Columnist Hank Davis writes, in The Uptalk Epidemic,
“It’s a nasty habit. It is the very opposite of confidence or assertiveness. It’s gotten all out of control. These days, even statements about which there should be no question or doubt are presented in this tentative, timid and deferential manner.”
When statements and assertions sound like questions, your credibility and competence can be doubted. When you give advice or offer an educated assessment of a set of facts, the perception of your expertise gets chipped away when you sound like you are asking a question. Would you want to be represented by or rely on the advice someone who sounds unsure and tentative? Tentative is the dark side of Confident. Your voice should reflect everything you want your listener to believe about you. You have substance. You are in control. You are knowledgeable. You have the answer….not that you are unsure of yourself and are seeking validation.
In less than a second, the time it takes to say “hello,” we make a snap judgment about someone’s personality, says Jody Kreiman, a UCLA researcher who studies how we perceive voice. On hearing just a brief utterance, we decide whether to approach the person or to avoid them. I would add that in that same split second, we decide if that person has “gravitas” and has the expertise to solve our problem, address our concerns, represent our interests.
I’ve personally witnessed Upspeak at the highest levels of Fortune 100 companies, and I’ve heard it used as a reason to deny a promotion or discredit an idea. A wise career move is to take the time to analyze your own speaking patterns and snuff out Upspeak. Record yourself in a variety of speaking situations and LISTEN objectively. Become your own audience. Elicit feedback from a trusted friend or colleague. To be perceived as a leader and person of substance, you must not only LOOK like a leader with a polished physical image, you must also SOUND like a leader with a polished Vocal Image.
Behaviors and Business Etiquette to discuss with Accent Students in the WorkplaceOne thing that comes to mind is not letting a speaker know that you are listening. We do this with words, sounds, and phrases like ah huh, yeah, I know what mean, of course, right, oh definitely, for sure, I hear you, absolutely.
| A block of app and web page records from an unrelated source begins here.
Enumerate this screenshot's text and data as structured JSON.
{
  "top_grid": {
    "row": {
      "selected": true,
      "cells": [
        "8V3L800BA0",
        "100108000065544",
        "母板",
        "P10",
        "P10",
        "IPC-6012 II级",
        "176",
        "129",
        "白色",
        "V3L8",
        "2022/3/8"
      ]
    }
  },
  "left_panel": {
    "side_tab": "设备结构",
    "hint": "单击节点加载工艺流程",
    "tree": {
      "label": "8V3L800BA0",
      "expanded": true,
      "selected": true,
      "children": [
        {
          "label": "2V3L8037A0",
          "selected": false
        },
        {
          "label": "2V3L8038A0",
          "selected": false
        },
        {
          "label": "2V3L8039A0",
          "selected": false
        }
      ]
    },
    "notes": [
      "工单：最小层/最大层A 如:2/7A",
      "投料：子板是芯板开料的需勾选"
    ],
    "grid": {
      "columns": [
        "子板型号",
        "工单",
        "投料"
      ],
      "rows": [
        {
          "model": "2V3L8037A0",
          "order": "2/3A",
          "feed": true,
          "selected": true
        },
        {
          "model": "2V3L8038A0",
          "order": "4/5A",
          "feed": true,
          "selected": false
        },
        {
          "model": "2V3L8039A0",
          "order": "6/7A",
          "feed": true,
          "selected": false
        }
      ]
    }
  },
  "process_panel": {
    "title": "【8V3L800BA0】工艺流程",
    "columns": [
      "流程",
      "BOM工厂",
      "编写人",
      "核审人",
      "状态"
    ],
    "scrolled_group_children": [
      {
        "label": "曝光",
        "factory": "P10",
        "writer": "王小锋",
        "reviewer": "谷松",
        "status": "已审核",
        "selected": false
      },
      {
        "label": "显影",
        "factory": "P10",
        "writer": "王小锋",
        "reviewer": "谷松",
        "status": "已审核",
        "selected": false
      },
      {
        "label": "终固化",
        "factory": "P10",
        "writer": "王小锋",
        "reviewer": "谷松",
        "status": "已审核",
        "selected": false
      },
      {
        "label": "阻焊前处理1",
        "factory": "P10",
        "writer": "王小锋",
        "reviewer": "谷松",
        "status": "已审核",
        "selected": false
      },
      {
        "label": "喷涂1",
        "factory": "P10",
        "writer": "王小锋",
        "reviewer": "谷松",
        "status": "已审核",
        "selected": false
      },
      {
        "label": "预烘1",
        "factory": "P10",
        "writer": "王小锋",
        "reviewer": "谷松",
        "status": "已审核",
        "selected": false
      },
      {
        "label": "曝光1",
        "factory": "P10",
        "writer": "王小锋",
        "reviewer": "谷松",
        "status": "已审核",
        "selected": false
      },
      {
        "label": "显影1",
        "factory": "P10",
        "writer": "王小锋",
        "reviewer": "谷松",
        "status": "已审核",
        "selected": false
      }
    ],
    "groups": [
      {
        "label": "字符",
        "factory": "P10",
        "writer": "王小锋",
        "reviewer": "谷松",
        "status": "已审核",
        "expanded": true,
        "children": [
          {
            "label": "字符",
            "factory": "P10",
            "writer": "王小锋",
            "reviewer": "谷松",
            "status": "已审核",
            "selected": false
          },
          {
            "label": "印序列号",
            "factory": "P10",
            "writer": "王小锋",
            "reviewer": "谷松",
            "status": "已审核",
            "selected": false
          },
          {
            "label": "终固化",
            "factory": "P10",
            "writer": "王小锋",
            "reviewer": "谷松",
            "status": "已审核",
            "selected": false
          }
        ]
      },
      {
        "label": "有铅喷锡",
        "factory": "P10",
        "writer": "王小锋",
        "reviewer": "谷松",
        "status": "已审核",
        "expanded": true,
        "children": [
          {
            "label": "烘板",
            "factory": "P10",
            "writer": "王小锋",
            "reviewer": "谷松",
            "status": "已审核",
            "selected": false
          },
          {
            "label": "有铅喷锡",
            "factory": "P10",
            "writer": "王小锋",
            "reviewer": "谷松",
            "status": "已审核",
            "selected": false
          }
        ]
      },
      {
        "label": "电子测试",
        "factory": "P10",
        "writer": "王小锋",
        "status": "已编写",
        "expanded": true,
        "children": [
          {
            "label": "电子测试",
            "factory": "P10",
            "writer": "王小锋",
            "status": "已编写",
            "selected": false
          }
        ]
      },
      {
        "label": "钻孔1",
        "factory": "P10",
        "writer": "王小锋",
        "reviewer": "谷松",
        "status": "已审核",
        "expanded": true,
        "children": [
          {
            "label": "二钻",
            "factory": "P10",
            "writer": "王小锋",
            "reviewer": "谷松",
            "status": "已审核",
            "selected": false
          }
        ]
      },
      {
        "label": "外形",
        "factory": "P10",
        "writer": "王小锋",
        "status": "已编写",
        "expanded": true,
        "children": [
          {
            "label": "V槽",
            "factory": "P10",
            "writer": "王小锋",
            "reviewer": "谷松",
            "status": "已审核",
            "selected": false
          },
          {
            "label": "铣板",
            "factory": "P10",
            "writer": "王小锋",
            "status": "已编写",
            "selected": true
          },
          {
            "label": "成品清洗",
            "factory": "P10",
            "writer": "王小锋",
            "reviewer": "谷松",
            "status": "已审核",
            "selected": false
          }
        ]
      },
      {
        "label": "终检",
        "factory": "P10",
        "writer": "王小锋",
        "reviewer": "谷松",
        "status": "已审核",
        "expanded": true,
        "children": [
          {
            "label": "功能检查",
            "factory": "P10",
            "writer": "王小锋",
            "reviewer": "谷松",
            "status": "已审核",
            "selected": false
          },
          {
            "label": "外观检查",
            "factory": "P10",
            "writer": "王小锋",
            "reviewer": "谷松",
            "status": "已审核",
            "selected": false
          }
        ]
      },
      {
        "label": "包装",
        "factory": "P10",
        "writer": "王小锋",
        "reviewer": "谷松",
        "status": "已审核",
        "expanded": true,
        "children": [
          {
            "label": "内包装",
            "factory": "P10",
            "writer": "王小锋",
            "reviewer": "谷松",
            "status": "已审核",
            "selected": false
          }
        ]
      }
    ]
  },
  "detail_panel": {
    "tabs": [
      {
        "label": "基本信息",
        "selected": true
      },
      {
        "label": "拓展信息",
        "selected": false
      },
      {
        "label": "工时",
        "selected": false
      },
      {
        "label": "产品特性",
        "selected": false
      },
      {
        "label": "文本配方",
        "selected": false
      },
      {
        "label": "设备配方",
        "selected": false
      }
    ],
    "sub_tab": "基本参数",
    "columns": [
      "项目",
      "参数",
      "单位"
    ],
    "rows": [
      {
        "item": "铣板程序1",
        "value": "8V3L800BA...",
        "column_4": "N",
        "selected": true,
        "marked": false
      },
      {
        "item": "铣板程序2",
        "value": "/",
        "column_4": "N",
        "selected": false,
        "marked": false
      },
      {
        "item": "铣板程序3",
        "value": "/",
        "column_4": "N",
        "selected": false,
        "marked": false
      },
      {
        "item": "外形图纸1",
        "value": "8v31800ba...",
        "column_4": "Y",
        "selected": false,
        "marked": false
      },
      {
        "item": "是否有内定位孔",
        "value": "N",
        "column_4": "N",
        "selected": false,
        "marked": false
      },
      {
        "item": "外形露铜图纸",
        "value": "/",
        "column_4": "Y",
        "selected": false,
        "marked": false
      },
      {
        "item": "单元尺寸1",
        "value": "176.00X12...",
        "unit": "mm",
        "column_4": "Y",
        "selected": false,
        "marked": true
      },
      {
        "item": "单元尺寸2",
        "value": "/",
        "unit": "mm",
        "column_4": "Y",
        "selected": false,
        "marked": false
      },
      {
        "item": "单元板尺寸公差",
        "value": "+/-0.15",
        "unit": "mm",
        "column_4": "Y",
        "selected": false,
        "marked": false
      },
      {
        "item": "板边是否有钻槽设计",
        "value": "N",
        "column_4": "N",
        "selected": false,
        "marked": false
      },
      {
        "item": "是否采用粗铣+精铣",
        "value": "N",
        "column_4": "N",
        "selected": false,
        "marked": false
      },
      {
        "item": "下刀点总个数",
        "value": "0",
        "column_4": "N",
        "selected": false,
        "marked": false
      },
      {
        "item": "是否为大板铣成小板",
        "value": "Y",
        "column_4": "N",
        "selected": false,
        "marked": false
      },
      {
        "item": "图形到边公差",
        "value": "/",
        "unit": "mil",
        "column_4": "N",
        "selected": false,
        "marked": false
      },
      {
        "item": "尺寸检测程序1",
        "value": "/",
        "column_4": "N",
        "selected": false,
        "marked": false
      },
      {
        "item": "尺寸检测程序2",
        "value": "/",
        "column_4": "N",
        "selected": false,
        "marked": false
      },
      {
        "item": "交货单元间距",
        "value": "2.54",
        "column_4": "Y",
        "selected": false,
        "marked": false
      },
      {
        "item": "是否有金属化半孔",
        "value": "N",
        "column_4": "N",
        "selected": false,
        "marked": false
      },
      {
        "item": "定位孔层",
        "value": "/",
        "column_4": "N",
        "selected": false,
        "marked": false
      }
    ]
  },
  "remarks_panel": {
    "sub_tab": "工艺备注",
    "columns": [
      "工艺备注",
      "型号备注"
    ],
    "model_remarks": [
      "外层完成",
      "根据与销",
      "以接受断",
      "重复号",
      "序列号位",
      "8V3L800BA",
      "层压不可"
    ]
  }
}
This is something one of my clients asked me to talk about with his employees: let people know you are listening.
And on the phone, when a customer stops talking, the customer usually expects you to, then, say something. Silence, or “dead air” is unsettling. It makes one wonder if anyone is listening. A direct question is not the only way we indicate that we now expect the listener to say something. Not observing turn-taking cues could go on the list.
1) Not observing turn-taking cues – allowing there to be silence or “dead air”
2) Not acknowledging that one is listening
3) Saying “yes” when one really means “I don’t know” or “I’m not sure”.
4) Unknowingly taking a tone that sounds to direct and bold
5) Seeming impersonal or unfriendly when one might really be shy and not know what to say
6) Only saying what is necessary and getting straight to the matter at hand without any of the usual small talk – seeming to be in too much of a hurry to move on – impersonal(Another consultant made note of this when speaking of a client we both have.)